### Exercise data:
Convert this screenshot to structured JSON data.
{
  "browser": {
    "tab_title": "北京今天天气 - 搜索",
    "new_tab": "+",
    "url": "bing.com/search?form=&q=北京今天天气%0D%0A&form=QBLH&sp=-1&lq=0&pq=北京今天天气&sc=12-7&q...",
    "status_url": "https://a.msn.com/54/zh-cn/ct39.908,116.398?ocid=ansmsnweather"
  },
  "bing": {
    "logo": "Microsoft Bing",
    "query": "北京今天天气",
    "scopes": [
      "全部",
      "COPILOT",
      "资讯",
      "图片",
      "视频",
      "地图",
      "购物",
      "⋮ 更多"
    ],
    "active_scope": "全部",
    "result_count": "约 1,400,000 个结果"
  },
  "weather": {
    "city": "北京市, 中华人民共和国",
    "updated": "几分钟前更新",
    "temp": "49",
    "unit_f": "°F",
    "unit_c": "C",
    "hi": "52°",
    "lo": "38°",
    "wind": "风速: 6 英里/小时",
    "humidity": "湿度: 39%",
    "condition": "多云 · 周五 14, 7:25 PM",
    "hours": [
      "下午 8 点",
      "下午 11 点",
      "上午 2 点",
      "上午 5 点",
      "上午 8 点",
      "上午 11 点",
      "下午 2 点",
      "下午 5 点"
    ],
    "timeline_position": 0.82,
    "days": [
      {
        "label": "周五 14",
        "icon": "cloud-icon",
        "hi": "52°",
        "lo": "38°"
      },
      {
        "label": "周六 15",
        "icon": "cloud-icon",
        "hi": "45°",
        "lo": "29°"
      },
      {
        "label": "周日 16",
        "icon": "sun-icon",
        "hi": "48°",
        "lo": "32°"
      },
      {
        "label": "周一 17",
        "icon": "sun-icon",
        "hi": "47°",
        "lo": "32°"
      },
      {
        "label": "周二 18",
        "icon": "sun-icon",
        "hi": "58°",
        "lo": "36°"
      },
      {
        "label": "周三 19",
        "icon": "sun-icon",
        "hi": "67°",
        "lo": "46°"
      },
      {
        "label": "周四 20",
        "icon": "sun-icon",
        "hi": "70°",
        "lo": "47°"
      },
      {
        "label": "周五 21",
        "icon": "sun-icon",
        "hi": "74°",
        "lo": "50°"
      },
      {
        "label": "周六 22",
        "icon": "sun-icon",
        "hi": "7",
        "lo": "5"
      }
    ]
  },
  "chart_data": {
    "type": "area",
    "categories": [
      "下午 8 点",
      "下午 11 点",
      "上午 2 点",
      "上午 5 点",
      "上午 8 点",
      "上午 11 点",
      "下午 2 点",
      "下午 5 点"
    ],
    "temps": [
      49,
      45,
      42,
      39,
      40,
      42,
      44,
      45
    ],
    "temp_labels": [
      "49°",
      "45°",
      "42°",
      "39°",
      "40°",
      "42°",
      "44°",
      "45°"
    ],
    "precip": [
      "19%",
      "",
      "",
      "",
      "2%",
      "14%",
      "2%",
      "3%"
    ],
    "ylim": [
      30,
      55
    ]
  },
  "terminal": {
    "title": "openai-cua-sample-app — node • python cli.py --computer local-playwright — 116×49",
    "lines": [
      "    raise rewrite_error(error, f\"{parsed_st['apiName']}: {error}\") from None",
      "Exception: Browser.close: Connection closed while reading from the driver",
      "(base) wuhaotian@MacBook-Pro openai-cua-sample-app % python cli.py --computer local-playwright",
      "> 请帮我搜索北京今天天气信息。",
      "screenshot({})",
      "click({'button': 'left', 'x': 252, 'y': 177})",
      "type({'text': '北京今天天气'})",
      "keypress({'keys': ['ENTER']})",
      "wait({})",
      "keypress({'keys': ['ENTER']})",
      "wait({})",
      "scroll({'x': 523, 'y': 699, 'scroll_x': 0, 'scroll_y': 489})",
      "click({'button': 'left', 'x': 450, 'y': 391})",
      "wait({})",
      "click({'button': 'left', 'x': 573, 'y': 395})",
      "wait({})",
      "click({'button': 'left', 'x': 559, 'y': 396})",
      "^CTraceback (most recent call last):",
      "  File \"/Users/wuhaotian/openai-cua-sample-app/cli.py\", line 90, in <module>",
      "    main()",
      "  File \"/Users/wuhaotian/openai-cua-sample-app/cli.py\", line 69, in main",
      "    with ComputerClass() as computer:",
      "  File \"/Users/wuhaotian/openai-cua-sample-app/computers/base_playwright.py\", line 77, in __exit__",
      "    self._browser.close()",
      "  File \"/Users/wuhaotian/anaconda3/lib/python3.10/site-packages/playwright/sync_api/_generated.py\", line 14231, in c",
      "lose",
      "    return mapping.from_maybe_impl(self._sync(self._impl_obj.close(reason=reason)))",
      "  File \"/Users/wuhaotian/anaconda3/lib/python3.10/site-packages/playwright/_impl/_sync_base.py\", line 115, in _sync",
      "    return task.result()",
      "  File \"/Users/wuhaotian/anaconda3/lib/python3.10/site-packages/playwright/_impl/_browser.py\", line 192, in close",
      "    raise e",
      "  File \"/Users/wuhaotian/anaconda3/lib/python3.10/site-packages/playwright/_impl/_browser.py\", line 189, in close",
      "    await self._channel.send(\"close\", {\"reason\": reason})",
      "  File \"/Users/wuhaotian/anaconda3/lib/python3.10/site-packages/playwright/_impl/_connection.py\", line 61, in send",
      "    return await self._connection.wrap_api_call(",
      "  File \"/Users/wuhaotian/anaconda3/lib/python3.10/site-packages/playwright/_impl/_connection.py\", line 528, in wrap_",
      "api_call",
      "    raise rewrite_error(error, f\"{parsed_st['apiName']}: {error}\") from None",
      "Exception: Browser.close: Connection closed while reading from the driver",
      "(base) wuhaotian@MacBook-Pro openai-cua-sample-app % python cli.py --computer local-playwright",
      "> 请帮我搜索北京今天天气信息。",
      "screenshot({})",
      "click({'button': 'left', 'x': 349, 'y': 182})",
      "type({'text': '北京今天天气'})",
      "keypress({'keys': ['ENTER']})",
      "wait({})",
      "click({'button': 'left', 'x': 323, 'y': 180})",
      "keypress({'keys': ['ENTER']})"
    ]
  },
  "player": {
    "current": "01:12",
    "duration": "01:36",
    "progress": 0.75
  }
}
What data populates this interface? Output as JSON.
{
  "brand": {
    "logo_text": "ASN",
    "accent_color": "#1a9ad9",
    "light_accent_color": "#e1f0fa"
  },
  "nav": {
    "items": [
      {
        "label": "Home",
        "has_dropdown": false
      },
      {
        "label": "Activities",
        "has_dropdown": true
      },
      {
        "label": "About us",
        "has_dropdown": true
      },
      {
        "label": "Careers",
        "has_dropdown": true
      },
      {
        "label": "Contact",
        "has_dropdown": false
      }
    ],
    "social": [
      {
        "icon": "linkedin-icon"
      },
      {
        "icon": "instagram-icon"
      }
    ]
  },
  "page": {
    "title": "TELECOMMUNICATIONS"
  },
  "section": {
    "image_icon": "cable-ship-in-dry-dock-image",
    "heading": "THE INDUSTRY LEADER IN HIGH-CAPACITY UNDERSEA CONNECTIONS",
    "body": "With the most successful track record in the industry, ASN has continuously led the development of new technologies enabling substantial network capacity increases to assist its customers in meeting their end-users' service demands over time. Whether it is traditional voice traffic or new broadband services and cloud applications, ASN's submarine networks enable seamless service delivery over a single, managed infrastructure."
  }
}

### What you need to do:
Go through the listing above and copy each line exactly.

### Expected output:
Convert this screenshot to structured JSON data.
{
  "browser": {
    "tab_title": "北京今天天气 - 搜索",
    "new_tab": "+",
    "url": "bing.com/search?form=&q=北京今天天气%0D%0A&form=QBLH&sp=-1&lq=0&pq=北京今天天气&sc=12-7&q...",
    "status_url": "https://a.msn.com/54/zh-cn/ct39.908,116.398?ocid=ansmsnweather"
  },
  "bing": {
    "logo": "Microsoft Bing",
    "query": "北京今天天气",
    "scopes": [
      "全部",
      "COPILOT",
      "资讯",
      "图片",
      "视频",
      "地图",
      "购物",
      "⋮ 更多"
    ],
    "active_scope": "全部",
    "result_count": "约 1,400,000 个结果"
  },
  "weather": {
    "city": "北京市, 中华人民共和国",
    "updated": "几分钟前更新",
    "temp": "49",
    "unit_f": "°F",
    "unit_c": "C",
    "hi": "52°",
    "lo": "38°",
    "wind": "风速: 6 英里/小时",
    "humidity": "湿度: 39%",
    "condition": "多云 · 周五 14, 7:25 PM",
    "hours": [
      "下午 8 点",
      "下午 11 点",
      "上午 2 点",
      "上午 5 点",
      "上午 8 点",
      "上午 11 点",
      "下午 2 点",
      "下午 5 点"
    ],
    "timeline_position": 0.82,
    "days": [
      {
        "label": "周五 14",
        "icon": "cloud-icon",
        "hi": "52°",
        "lo": "38°"
      },
      {
        "label": "周六 15",
        "icon": "cloud-icon",
        "hi": "45°",
        "lo": "29°"
      },
      {
        "label": "周日 16",
        "icon": "sun-icon",
        "hi": "48°",
        "lo": "32°"
      },
      {
        "label": "周一 17",
        "icon": "sun-icon",
        "hi": "47°",
        "lo": "32°"
      },
      {
        "label": "周二 18",
        "icon": "sun-icon",
        "hi": "58°",
        "lo": "36°"
      },
      {
        "label": "周三 19",
        "icon": "sun-icon",
        "hi": "67°",
        "lo": "46°"
      },
      {
        "label": "周四 20",
        "icon": "sun-icon",
        "hi": "70°",
        "lo": "47°"
      },
      {
        "label": "周五 21",
        "icon": "sun-icon",
        "hi": "74°",
        "lo": "50°"
      },
      {
        "label": "周六 22",
        "icon": "sun-icon",
        "hi": "7",
        "lo": "5"
      }
    ]
  },
  "chart_data": {
    "type": "area",
    "categories": [
      "下午 8 点",
      "下午 11 点",
      "上午 2 点",
      "上午 5 点",
      "上午 8 点",
      "上午 11 点",
      "下午 2 点",
      "下午 5 点"
    ],
    "temps": [
      49,
      45,
      42,
      39,
      40,
      42,
      44,
      45
    ],
    "temp_labels": [
      "49°",
      "45°",
      "42°",
      "39°",
      "40°",
      "42°",
      "44°",
      "45°"
    ],
    "precip": [
      "19%",
      "",
      "",
      "",
      "2%",
      "14%",
      "2%",
      "3%"
    ],
    "ylim": [
      30,
      55
    ]
  },
  "terminal": {
    "title": "openai-cua-sample-app — node • python cli.py --computer local-playwright — 116×49",
    "lines": [
      "    raise rewrite_error(error, f\"{parsed_st['apiName']}: {error}\") from None",
      "Exception: Browser.close: Connection closed while reading from the driver",
      "(base) wuhaotian@MacBook-Pro openai-cua-sample-app % python cli.py --computer local-playwright",
      "> 请帮我搜索北京今天天气信息。",
      "screenshot({})",
      "click({'button': 'left', 'x': 252, 'y': 177})",
      "type({'text': '北京今天天气'})",
      "keypress({'keys': ['ENTER']})",
      "wait({})",
      "keypress({'keys': ['ENTER']})",
      "wait({})",
      "scroll({'x': 523, 'y': 699, 'scroll_x': 0, 'scroll_y': 489})",
      "click({'button': 'left', 'x': 450, 'y': 391})",
      "wait({})",
      "click({'button': 'left', 'x': 573, 'y': 395})",
      "wait({})",
      "click({'button': 'left', 'x': 559, 'y': 396})",
      "^CTraceback (most recent call last):",
      "  File \"/Users/wuhaotian/openai-cua-sample-app/cli.py\", line 90, in <module>",
      "    main()",
      "  File \"/Users/wuhaotian/openai-cua-sample-app/cli.py\", line 69, in main",
      "    with ComputerClass() as computer:",
      "  File \"/Users/wuhaotian/openai-cua-sample-app/computers/base_playwright.py\", line 77, in __exit__",
      "    self._browser.close()",
      "  File \"/Users/wuhaotian/anaconda3/lib/python3.10/site-packages/playwright/sync_api/_generated.py\", line 14231, in c",
      "lose",
      "    return mapping.from_maybe_impl(self._sync(self._impl_obj.close(reason=reason)))",
      "  File \"/Users/wuhaotian/anaconda3/lib/python3.10/site-packages/playwright/_impl/_sync_base.py\", line 115, in _sync",
      "    return task.result()",
      "  File \"/Users/wuhaotian/anaconda3/lib/python3.10/site-packages/playwright/_impl/_browser.py\", line 192, in close",
      "    raise e",
      "  File \"/Users/wuhaotian/anaconda3/lib/python3.10/site-packages/playwright/_impl/_browser.py\", line 189, in close",
      "    await self._channel.send(\"close\", {\"reason\": reason})",
      "  File \"/Users/wuhaotian/anaconda3/lib/python3.10/site-packages/playwright/_impl/_connection.py\", line 61, in send",
      "    return await self._connection.wrap_api_call(",
      "  File \"/Users/wuhaotian/anaconda3/lib/python3.10/site-packages/playwright/_impl/_connection.py\", line 528, in wrap_",
      "api_call",
      "    raise rewrite_error(error, f\"{parsed_st['apiName']}: {error}\") from None",
      "Exception: Browser.close: Connection closed while reading from the driver",
      "(base) wuhaotian@MacBook-Pro openai-cua-sample-app % python cli.py --computer local-playwright",
      "> 请帮我搜索北京今天天气信息。",
      "screenshot({})",
      "click({'button': 'left', 'x': 349, 'y': 182})",
      "type({'text': '北京今天天气'})",
      "keypress({'keys': ['ENTER']})",
      "wait({})",
      "click({'button': 'left', 'x': 323, 'y': 180})",
      "keypress({'keys': ['ENTER']})"
    ]
  },
  "player": {
    "current": "01:12",
    "duration": "01:36",
    "progress": 0.75
  }
}
What data populates this interface? Output as JSON.
{
  "brand": {
    "logo_text": "ASN",
    "accent_color": "#1a9ad9",
    "light_accent_color": "#e1f0fa"
  },
  "nav": {
    "items": [
      {
        "label": "Home",
        "has_dropdown": false
      },
      {
        "label": "Activities",
        "has_dropdown": true
      },
      {
        "label": "About us",
        "has_dropdown": true
      },
      {
        "label": "Careers",
        "has_dropdown": true
      },
      {
        "label": "Contact",
        "has_dropdown": false
      }
    ],
    "social": [
      {
        "icon": "linkedin-icon"
      },
      {
        "icon": "instagram-icon"
      }
    ]
  },
  "page": {
    "title": "TELECOMMUNICATIONS"
  },
  "section": {
    "image_icon": "cable-ship-in-dry-dock-image",
    "heading": "THE INDUSTRY LEADER IN HIGH-CAPACITY UNDERSEA CONNECTIONS",
    "body": "With the most successful track record in the industry, ASN has continuously led the development of new technologies enabling substantial network capacity increases to assist its customers in meeting their end-users' service demands over time. Whether it is traditional voice traffic or new broadband services and cloud applications, ASN's submarine networks enable seamless service delivery over a single, managed infrastructure."
  }
}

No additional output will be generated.